  Mass Arrival (2013)  is a performance art, installation and new media project, conceived by artist, Farrah Miranda.  Preferring to work collectively, Miranda formed the Mass Arrival Collective: Farrah Miranda (artist) Graciela Flores-Mendez (legal worker), Tings Chak (artist-architect), Vino Shanmuganathan (law student), Nadia Saad (social worker).  Marking the arrival anniversary of the MV Sun Sea, the ship that brought 492 Tamil migrants to Canada, the group staged a mass arrival of their own. Two-hundred self-identified white people descended into one of Toronto's busiest intersections aboard, a satirical canvas replica of the MV Sun Sea. The flagship store of the Hudson's Bay Company, North America's oldest corporation, served as the backdrop for the performance. Passersby were handed leaflets that asked, "How does this arrival of white people make you feel?"    Audiences were encouraged to post responses on social media, using the hashtag  massarrival.     In the dominant imagination, the term,  mass arrival  signifies dark-skinned invaders, defiantly packed into rusty freighter ships, willfully violating the territorial integrity of Canadian borders. Emanate from this picture are themes of visibility and invisibility; themes of historical erasure and assertion; and the question, who has the moral legitimacy to decide who belongs in the settler colonial nation state?
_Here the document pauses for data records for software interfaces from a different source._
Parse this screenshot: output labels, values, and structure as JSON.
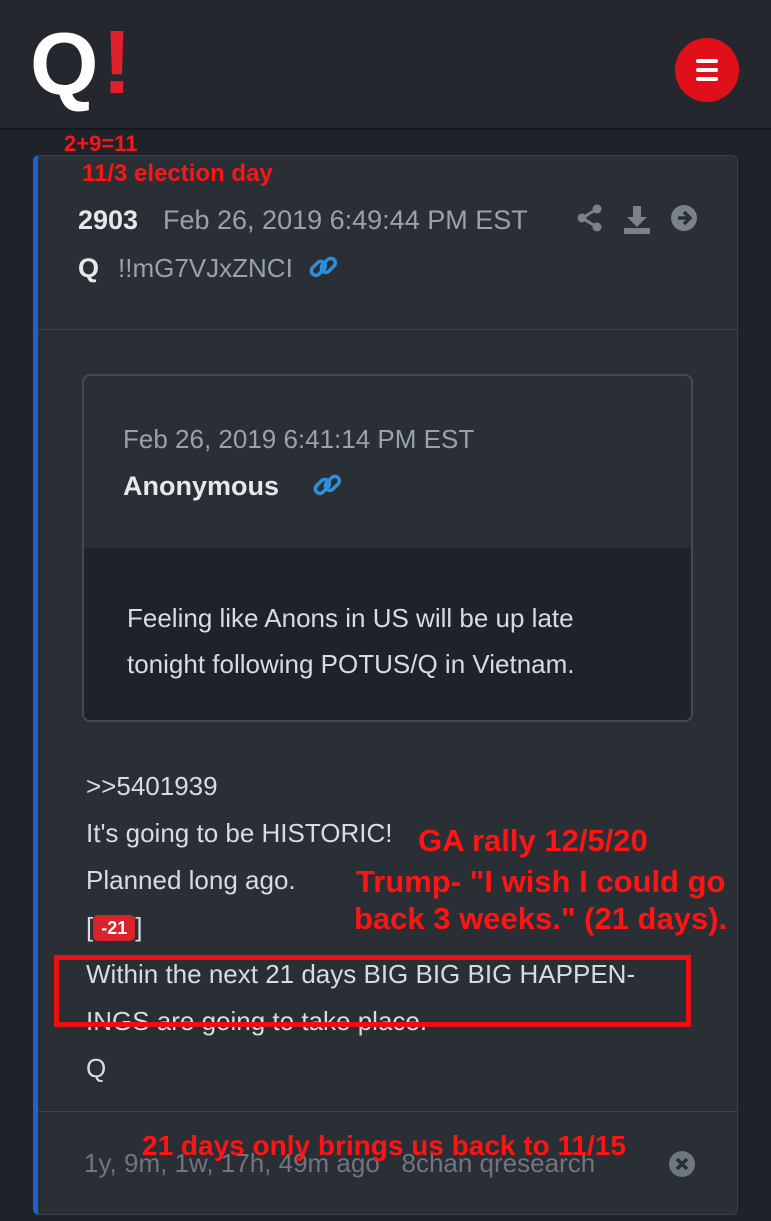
{
  "header": {
    "logo_text": "Q",
    "logo_mark": "!",
    "menu_icon": "hamburger-icon",
    "colors": {
      "header_bg": "#24282e",
      "brand_red": "#e0101b",
      "accent_blue": "#1f62c9"
    }
  },
  "annotations": {
    "sum": "2+9=11",
    "election": "11/3  election day",
    "rally_line1": "GA rally 12/5/20",
    "rally_line2": "Trump- \"I wish I could go",
    "rally_line3": "back 3 weeks.\" (21 days).",
    "bottom": "21 days only brings us back to 11/15",
    "color": "#ff1414"
  },
  "post": {
    "number": "2903",
    "date": "Feb 26, 2019 6:49:44 PM EST",
    "author": "Q",
    "tripcode": "!!mG7VJxZNCI",
    "icons": [
      "share-icon",
      "download-icon",
      "arrow-right-icon",
      "link-icon"
    ],
    "quote": {
      "date": "Feb 26, 2019 6:41:14 PM EST",
      "author": "Anonymous",
      "text_line1": "Feeling like Anons in US will be up late",
      "text_line2": "tonight following POTUS/Q in Vietnam."
    },
    "message": {
      "line1": ">>5401939",
      "line2": "It's going to be HISTORIC!",
      "line3": "Planned long ago.",
      "bracket_open": "[",
      "badge": "-21",
      "bracket_close": "]",
      "line5": "Within the next 21 days BIG BIG BIG HAPPEN-",
      "line6": "INGS are going to take place.",
      "line7": "Q"
    },
    "footer": {
      "ago": "1y, 9m, 1w, 17h, 49m ago",
      "source": "8chan qresearch"
    }
  }
}
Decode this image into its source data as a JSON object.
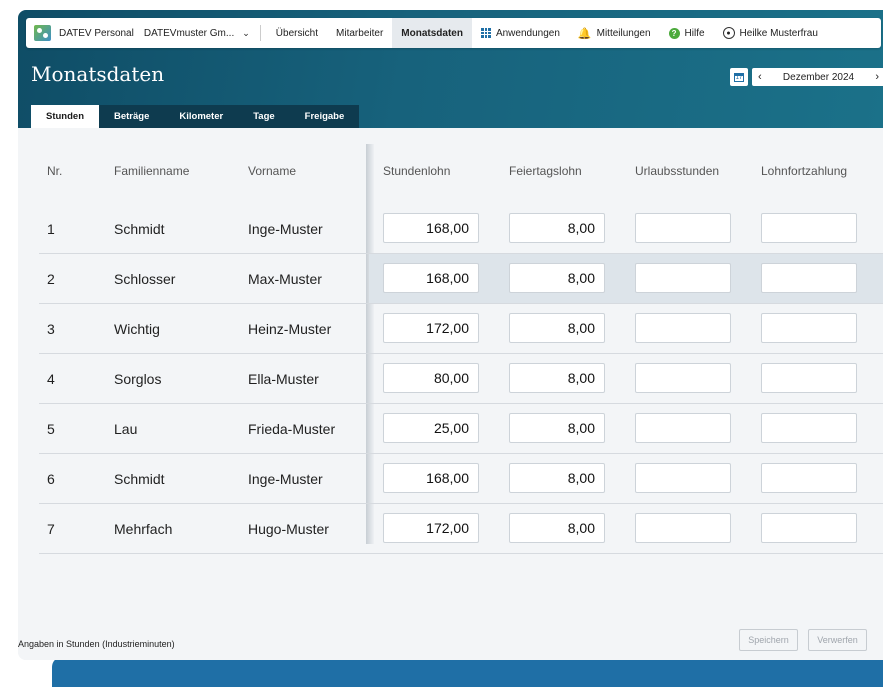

It becomes clear that while some (white) arrivals form the basis of national creation stories,  others  form the basis for fear, hysteria, and the tightening of border control.